Copy out each line below that has the word "desc" in it.

Content starts

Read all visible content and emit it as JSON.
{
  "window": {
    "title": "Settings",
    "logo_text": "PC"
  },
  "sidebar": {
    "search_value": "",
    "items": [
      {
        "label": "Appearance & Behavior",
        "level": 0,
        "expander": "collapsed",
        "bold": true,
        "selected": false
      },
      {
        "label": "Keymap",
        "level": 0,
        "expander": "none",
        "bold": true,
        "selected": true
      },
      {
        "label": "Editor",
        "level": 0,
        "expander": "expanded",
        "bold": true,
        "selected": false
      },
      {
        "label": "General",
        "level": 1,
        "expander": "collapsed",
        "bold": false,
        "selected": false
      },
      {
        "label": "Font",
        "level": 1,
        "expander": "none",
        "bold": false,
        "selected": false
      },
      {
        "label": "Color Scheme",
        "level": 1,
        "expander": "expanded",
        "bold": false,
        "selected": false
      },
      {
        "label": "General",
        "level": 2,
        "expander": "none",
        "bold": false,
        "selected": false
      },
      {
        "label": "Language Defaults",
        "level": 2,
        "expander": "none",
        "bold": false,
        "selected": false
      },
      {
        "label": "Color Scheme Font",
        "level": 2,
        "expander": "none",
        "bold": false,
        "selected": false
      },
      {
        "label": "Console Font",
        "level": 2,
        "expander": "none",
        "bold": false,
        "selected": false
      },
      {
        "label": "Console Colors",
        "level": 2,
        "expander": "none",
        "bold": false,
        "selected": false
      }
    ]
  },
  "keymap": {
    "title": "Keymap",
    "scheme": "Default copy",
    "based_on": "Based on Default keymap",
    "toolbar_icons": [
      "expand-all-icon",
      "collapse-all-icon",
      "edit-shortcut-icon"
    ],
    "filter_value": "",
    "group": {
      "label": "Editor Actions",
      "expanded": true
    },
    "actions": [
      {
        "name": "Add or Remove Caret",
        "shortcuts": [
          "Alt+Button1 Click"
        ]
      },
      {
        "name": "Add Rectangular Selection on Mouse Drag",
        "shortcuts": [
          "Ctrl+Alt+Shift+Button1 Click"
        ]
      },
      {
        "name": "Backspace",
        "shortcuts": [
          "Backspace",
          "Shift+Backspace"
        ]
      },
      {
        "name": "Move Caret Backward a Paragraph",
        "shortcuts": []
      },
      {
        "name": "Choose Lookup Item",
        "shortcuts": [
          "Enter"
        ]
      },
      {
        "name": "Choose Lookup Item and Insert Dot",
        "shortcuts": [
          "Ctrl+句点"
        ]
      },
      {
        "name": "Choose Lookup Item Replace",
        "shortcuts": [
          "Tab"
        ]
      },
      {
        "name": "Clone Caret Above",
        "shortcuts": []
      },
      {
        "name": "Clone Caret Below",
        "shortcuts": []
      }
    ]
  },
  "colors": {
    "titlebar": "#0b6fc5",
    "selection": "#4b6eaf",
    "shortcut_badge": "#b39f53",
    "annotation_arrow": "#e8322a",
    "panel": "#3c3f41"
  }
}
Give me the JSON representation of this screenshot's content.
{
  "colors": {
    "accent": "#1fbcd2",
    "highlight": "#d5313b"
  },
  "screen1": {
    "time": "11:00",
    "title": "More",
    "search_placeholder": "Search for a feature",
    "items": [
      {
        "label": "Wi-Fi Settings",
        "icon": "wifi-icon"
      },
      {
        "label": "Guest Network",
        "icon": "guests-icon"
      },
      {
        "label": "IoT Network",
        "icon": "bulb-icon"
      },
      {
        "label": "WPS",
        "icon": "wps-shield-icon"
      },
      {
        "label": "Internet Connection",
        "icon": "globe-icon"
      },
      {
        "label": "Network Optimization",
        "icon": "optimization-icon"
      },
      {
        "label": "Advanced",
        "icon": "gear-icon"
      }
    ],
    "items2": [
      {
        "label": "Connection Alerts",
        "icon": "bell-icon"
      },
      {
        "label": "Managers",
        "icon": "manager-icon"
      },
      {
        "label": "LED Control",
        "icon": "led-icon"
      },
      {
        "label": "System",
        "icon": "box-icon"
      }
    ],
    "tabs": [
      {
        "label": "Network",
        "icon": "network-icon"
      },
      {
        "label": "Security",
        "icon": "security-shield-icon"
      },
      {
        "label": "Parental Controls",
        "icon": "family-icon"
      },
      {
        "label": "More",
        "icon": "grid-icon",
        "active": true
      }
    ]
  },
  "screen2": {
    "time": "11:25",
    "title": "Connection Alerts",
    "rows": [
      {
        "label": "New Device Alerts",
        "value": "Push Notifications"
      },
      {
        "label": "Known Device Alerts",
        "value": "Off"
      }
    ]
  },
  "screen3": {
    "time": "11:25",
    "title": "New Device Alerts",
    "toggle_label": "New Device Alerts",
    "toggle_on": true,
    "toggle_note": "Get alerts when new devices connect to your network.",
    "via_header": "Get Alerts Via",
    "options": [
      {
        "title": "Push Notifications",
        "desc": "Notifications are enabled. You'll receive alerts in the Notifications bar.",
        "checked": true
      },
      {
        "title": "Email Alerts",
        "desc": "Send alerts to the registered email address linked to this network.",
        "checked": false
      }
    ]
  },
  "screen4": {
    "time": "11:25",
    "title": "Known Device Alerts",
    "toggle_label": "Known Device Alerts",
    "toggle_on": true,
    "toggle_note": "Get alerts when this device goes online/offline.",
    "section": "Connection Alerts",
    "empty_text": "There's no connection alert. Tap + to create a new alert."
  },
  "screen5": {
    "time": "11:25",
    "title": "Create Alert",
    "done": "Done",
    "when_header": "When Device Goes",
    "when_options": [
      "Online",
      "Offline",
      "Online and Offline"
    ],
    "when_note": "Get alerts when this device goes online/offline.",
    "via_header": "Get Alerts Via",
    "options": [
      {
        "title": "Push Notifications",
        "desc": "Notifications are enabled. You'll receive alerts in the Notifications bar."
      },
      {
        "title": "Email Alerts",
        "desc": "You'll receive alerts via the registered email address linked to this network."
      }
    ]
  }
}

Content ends
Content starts

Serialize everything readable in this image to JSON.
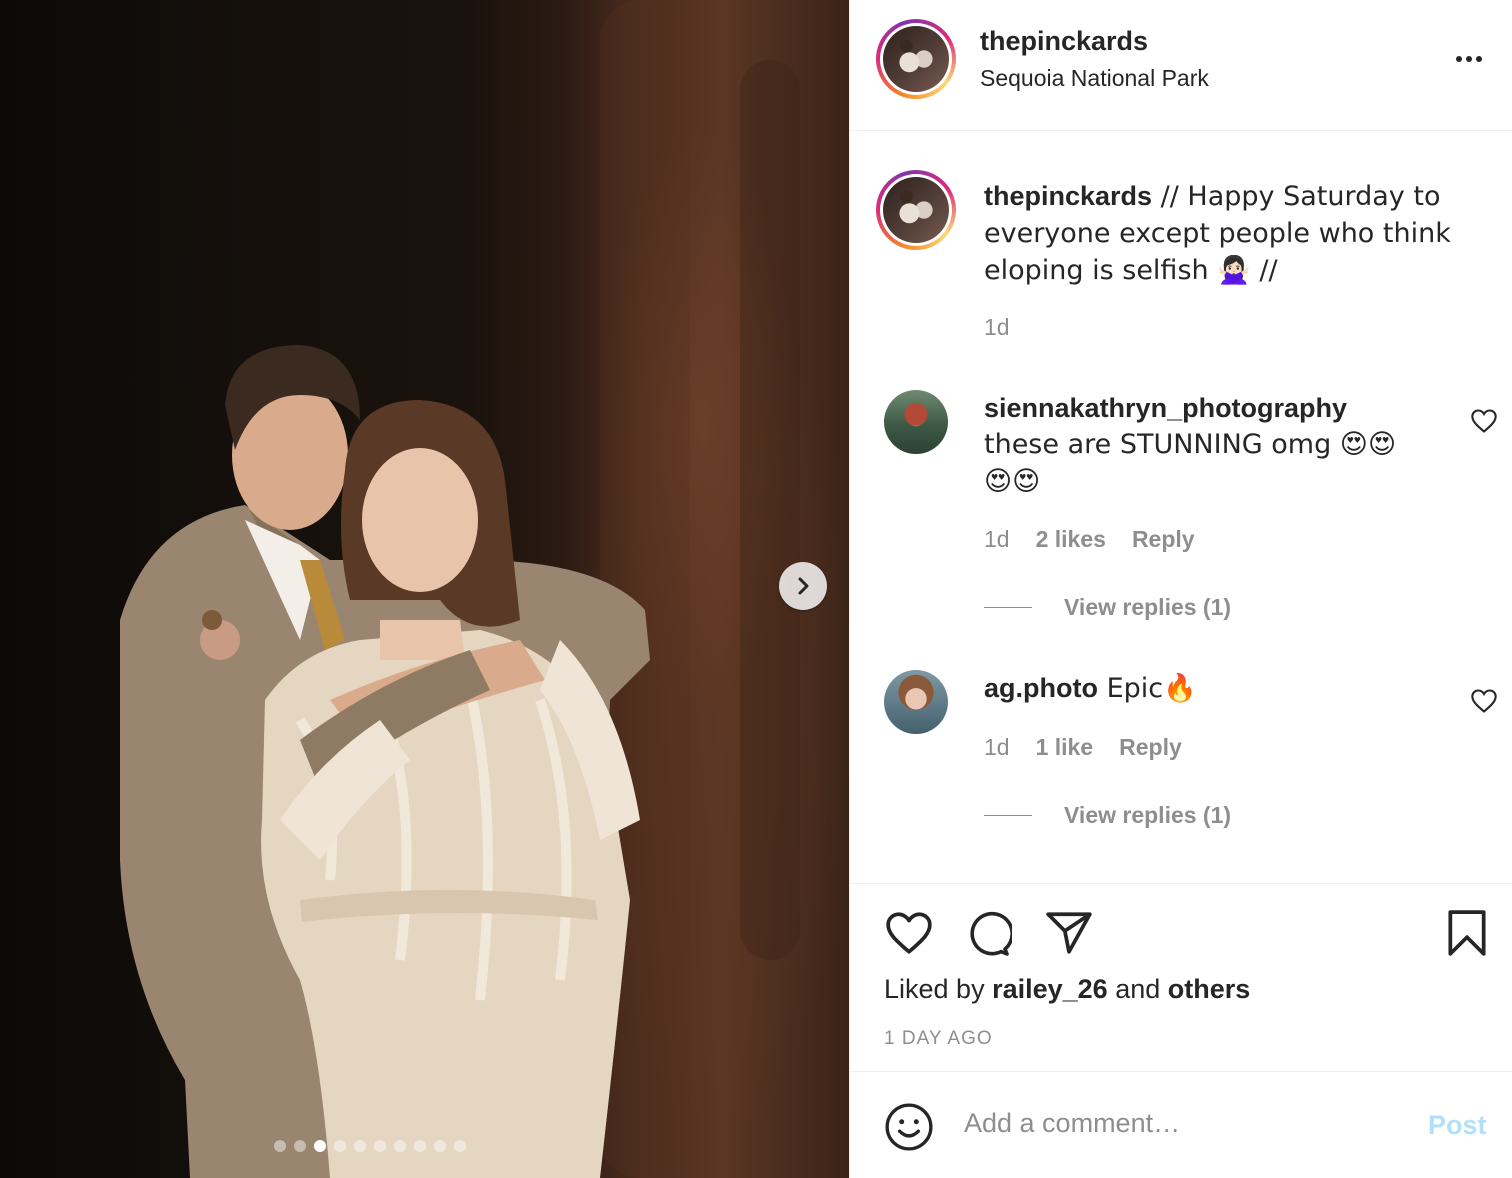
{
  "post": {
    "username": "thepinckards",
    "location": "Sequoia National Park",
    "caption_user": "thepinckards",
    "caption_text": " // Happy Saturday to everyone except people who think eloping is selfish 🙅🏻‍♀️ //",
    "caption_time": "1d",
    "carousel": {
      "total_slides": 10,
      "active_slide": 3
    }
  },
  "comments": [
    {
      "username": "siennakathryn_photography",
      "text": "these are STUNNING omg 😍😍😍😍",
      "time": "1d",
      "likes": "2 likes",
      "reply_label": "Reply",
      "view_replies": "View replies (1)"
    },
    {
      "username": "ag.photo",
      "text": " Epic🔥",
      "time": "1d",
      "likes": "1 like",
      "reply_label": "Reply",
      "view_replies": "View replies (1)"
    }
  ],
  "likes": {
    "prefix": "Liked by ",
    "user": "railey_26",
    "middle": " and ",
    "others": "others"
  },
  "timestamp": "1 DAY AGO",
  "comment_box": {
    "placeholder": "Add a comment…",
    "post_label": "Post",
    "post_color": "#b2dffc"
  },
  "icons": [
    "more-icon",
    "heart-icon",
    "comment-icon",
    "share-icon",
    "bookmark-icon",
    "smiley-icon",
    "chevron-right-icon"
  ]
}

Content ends

PROBLEM SOLUTION
        "desc": "Notifications are enabled. You'll receive alerts in the Notifications bar.",
        "desc": "Send alerts to the registered email address linked to this network.",
        "desc": "Notifications are enabled. You'll receive alerts in the Notifications bar."
        "desc": "You'll receive alerts via the registered email address linked to this network."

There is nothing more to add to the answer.